Data shown Block Start

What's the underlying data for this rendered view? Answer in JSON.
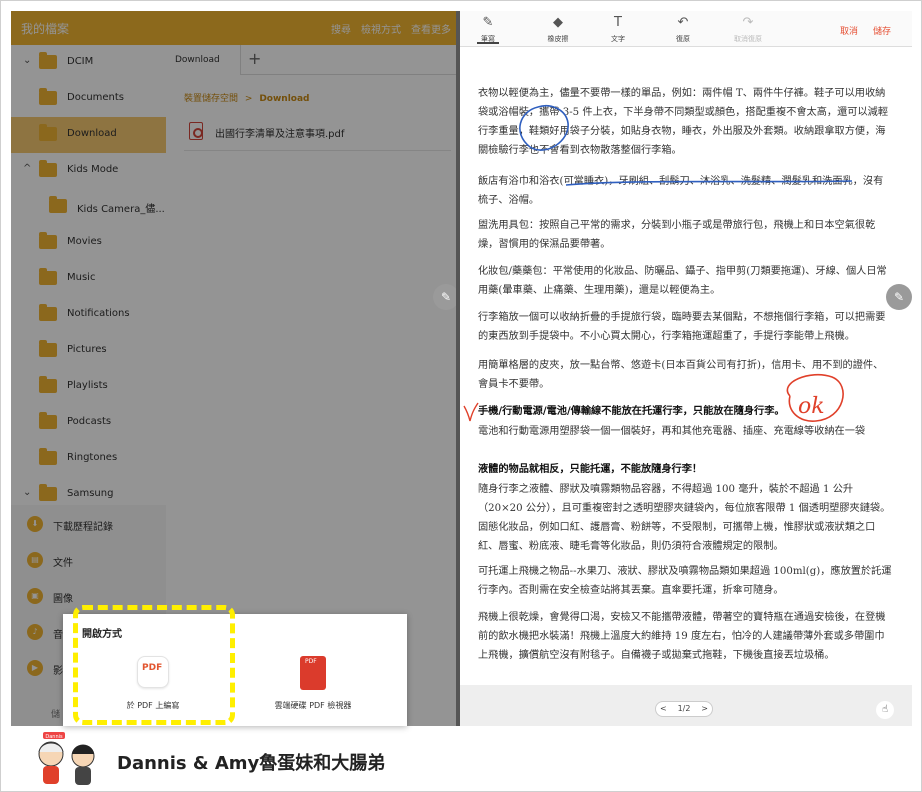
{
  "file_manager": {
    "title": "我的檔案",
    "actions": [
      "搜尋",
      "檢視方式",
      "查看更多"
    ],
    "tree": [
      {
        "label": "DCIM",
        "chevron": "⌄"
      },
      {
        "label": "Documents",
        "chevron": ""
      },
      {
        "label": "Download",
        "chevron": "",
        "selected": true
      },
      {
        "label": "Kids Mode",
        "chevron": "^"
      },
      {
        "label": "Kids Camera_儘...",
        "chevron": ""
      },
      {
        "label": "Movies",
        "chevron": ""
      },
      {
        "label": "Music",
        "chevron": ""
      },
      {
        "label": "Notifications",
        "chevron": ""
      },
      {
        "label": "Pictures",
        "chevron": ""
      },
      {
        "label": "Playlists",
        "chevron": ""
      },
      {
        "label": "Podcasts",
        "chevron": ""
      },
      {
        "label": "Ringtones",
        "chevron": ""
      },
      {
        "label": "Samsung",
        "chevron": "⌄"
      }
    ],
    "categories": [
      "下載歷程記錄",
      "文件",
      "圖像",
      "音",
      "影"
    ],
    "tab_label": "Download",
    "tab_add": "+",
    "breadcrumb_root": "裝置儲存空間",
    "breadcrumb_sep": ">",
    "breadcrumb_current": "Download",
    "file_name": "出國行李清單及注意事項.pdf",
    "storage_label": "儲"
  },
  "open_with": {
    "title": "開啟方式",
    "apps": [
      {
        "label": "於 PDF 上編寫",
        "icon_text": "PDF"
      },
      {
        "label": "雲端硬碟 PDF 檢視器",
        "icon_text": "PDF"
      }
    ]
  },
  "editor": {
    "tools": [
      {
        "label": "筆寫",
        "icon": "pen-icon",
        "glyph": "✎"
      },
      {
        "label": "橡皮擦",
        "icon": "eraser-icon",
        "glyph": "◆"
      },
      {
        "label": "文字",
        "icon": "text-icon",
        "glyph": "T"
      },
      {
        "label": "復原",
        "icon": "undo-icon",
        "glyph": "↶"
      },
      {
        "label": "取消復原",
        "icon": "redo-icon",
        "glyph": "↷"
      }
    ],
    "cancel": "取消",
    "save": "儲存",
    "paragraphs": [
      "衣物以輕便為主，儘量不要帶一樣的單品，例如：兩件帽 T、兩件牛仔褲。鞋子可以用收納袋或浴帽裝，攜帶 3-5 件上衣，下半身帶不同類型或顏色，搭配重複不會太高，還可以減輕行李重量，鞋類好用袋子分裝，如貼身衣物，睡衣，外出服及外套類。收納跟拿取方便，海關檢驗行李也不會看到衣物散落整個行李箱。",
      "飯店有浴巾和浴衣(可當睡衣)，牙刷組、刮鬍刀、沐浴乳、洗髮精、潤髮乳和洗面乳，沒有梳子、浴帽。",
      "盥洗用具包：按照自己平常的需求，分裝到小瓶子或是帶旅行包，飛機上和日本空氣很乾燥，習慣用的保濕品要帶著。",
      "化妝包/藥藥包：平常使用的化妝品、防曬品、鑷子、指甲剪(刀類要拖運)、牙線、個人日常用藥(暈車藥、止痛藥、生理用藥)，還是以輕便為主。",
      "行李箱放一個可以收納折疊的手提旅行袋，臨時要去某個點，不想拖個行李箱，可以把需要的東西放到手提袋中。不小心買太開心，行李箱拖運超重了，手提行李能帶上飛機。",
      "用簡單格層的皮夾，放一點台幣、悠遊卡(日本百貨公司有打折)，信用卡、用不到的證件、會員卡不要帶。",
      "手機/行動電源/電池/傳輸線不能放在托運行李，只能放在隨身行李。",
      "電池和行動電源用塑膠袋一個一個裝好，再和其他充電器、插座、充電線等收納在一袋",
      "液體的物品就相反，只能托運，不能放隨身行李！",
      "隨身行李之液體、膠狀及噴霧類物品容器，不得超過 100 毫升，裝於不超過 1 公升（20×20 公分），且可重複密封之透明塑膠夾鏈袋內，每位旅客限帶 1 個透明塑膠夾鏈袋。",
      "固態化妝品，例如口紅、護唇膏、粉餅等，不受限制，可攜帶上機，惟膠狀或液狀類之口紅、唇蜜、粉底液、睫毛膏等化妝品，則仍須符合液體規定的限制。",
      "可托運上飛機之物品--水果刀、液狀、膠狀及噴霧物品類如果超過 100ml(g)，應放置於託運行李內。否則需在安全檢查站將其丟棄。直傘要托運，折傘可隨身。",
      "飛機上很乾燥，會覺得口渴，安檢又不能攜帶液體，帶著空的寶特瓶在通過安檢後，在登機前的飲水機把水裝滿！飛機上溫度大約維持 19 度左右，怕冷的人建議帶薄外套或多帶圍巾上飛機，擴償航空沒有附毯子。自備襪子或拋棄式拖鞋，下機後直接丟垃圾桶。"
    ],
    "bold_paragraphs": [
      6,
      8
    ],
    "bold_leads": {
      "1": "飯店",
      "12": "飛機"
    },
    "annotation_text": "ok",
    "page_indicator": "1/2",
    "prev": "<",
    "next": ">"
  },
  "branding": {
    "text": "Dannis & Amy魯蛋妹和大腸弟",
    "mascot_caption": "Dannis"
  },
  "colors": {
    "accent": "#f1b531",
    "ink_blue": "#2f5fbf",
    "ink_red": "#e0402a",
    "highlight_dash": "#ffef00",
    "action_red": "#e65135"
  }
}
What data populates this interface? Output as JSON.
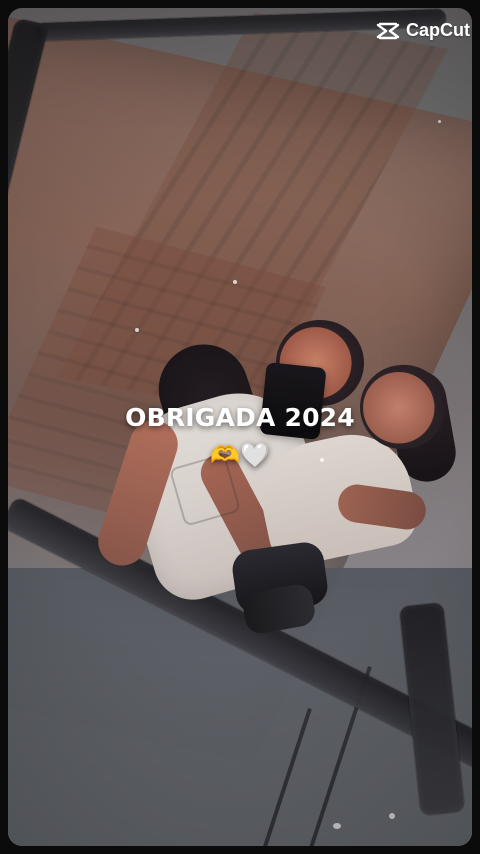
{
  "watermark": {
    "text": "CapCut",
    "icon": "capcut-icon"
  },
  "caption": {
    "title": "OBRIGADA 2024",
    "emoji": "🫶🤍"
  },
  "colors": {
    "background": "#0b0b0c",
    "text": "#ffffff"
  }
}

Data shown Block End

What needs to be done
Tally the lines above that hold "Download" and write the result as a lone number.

Your response
3